Thursday, February 24, 2011

Embracing Teachers

Embracing Teachers by Moonstruck1

It has become increasingly popular to bash teachers.  This teacher bashing is a sad commentary on a society that is in an educational free fall.  How is it productive to bash the professionals charged to educate children and young adults? 

We are all frustrated by high taxes and wasted dollars in our school districts.  But, the money spent on teachers is not wasted.  If it takes a village to raise a child, it certainly takes many talented, creative, dedicated classroom teachers at the heart of our educational process.

In the fifties, when my older sister began elementary school, the highlight of my day started when my sister returned and it was our turn to “play school.”  Before I started kindergarten, my sister had already taught me to read and to write.  In fact, my elementary school teachers were leaps ahead of their time because they willingly “individualized my instruction.”  As children, we played dolls and we played doctor, even cowboys and Indians….but our perennial favorite game was “playing school.”  Most kids love teachers until some teacher bashing adult undermines that relationship.

Interestingly, when teachers were underpaid, they were beloved.  But, as soon as teachers started earning a fair and respectable wage, they suddenly became the scapegoat for everyone’s angst over high property taxes.  Most kids imitate what they experience at home.  If parents bash teachers, you can be assured their children will mimic that disrespect. 

It’s ironic that Americans love professional athletes earning 20 million a year, love movie stars demanding 20 million a picture, love rappers garnering 20 million an album, but begrudge teachers professional salaries. 
Interestingly, many citizens think teaching is easy work until they try it.  Elementary school teachers take 25 vulnerable children with varying basic skills and maturity levels and teach them to behave, to read, to write, to add, to subtract, to share, to use computers.  High school teachers have five classes with over 130 students, and somehow get these young adults to read Shakespeare, to write effectively and understand the causes of war and chemical equations and program computers and speak foreign languages.  And, don’t forget these 130 students all have emotional baggage, unique learning styles and different rates of learning.

Some gripers complain that teachers only work ten months a year.  But, few know that teachers are not paid during the summer.  And, their unpaid summer is devoted to completing the mandatory graduate work to maintain their positions.  Others complain that teachers work a short day.  But, what is the difference between working 7 to 3 and working 9 to 5?  It’s still eight hours.  But, here’s the real difference:  at the end of the day, after most employees return home, their work is done.  Teachers go home, but after dinner they start their second shift:  grading papers, planning lessons, writing recommendations, calling parents, and creating tests and other materials.   Teachers also attend school meetings and parent conferences and concerts and plays and class trips and sporting events.

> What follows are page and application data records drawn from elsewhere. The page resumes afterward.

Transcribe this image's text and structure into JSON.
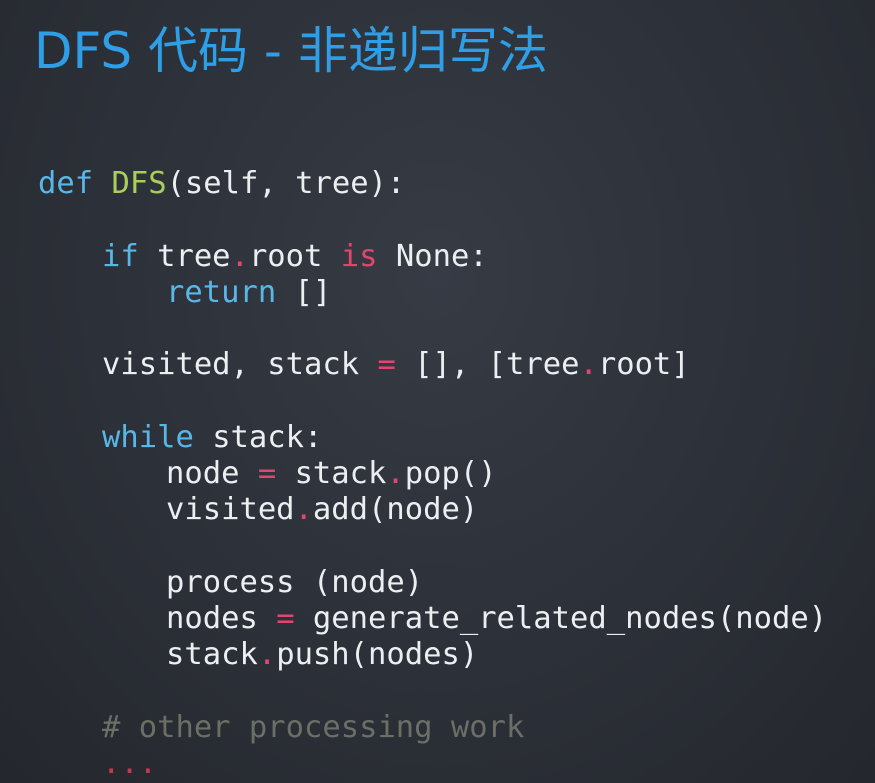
{
  "slide": {
    "title": "DFS 代码 - 非递归写法"
  },
  "code": {
    "language": "python",
    "colors": {
      "background": "#2c3038",
      "title": "#2e9ee6",
      "keyword": "#59b7e8",
      "function_name": "#a9cf5a",
      "operator": "#e2466e",
      "comment": "#6b6f66",
      "text": "#eceff2"
    },
    "lines": [
      {
        "tokens": [
          {
            "type": "kw",
            "text": "def"
          },
          {
            "type": "tx",
            "text": " "
          },
          {
            "type": "fn",
            "text": "DFS"
          },
          {
            "type": "tx",
            "text": "(self, tree):"
          }
        ]
      },
      {
        "tokens": [
          {
            "type": "kw",
            "text": "if"
          },
          {
            "type": "tx",
            "text": " tree"
          },
          {
            "type": "op",
            "text": "."
          },
          {
            "type": "tx",
            "text": "root "
          },
          {
            "type": "op",
            "text": "is"
          },
          {
            "type": "tx",
            "text": " None:"
          }
        ]
      },
      {
        "tokens": [
          {
            "type": "kw",
            "text": "return"
          },
          {
            "type": "tx",
            "text": " []"
          }
        ]
      },
      {
        "tokens": [
          {
            "type": "tx",
            "text": "visited, stack "
          },
          {
            "type": "op",
            "text": "="
          },
          {
            "type": "tx",
            "text": " [], [tree"
          },
          {
            "type": "op",
            "text": "."
          },
          {
            "type": "tx",
            "text": "root]"
          }
        ]
      },
      {
        "tokens": [
          {
            "type": "kw",
            "text": "while"
          },
          {
            "type": "tx",
            "text": " stack:"
          }
        ]
      },
      {
        "tokens": [
          {
            "type": "tx",
            "text": "node "
          },
          {
            "type": "op",
            "text": "="
          },
          {
            "type": "tx",
            "text": " stack"
          },
          {
            "type": "op",
            "text": "."
          },
          {
            "type": "tx",
            "text": "pop()"
          }
        ]
      },
      {
        "tokens": [
          {
            "type": "tx",
            "text": "visited"
          },
          {
            "type": "op",
            "text": "."
          },
          {
            "type": "tx",
            "text": "add(node)"
          }
        ]
      },
      {
        "tokens": [
          {
            "type": "tx",
            "text": "process (node)"
          }
        ]
      },
      {
        "tokens": [
          {
            "type": "tx",
            "text": "nodes "
          },
          {
            "type": "op",
            "text": "="
          },
          {
            "type": "tx",
            "text": " generate_related_nodes(node)"
          }
        ]
      },
      {
        "tokens": [
          {
            "type": "tx",
            "text": "stack"
          },
          {
            "type": "op",
            "text": "."
          },
          {
            "type": "tx",
            "text": "push(nodes)"
          }
        ]
      },
      {
        "tokens": [
          {
            "type": "cmt",
            "text": "# other processing work"
          }
        ]
      },
      {
        "tokens": [
          {
            "type": "dots",
            "text": "..."
          }
        ]
      }
    ]
  }
}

If teaching is so easy, why do so many dedicated academic teachers retire at age 55?  The answer is that most teachers are exhausted from working too hard.  After working 60 to 70 hours a week for 34 years, they realize that life must get easier.  I have one teacher friend who became a doctor, another became a bond trader, and two others became lawyers, they all left teaching because they felt overworked, underpaid and undervalued.  The disrespect hurts most of all.

When young girls are pregnant, they tell a teacher.  When young boys are bullied, they tell a teacher.  When young girls or boys are hurt or humiliated or rejected or friendless or dateless, they tell a teacher.  So, in addition to planning  a lesson and leading a discussion, the teacher must make sure that the poor child has money for lunch and the friendless child has someone to eat with, and the victimized child believes in his worth, and the second string athlete continues with sports, and the plump child stays in school, and the anorexic child sees a counselor and the angry child does not hurt himself or someone else.  And, this is all in the context of a typical day’s work. 

Experienced teachers are not overpaid.   Teaching is like parenting: the job is never, ever done.   Most successful adults became who they are today because of the many dedicated teachers who mentored, believed and encouraged them along the way.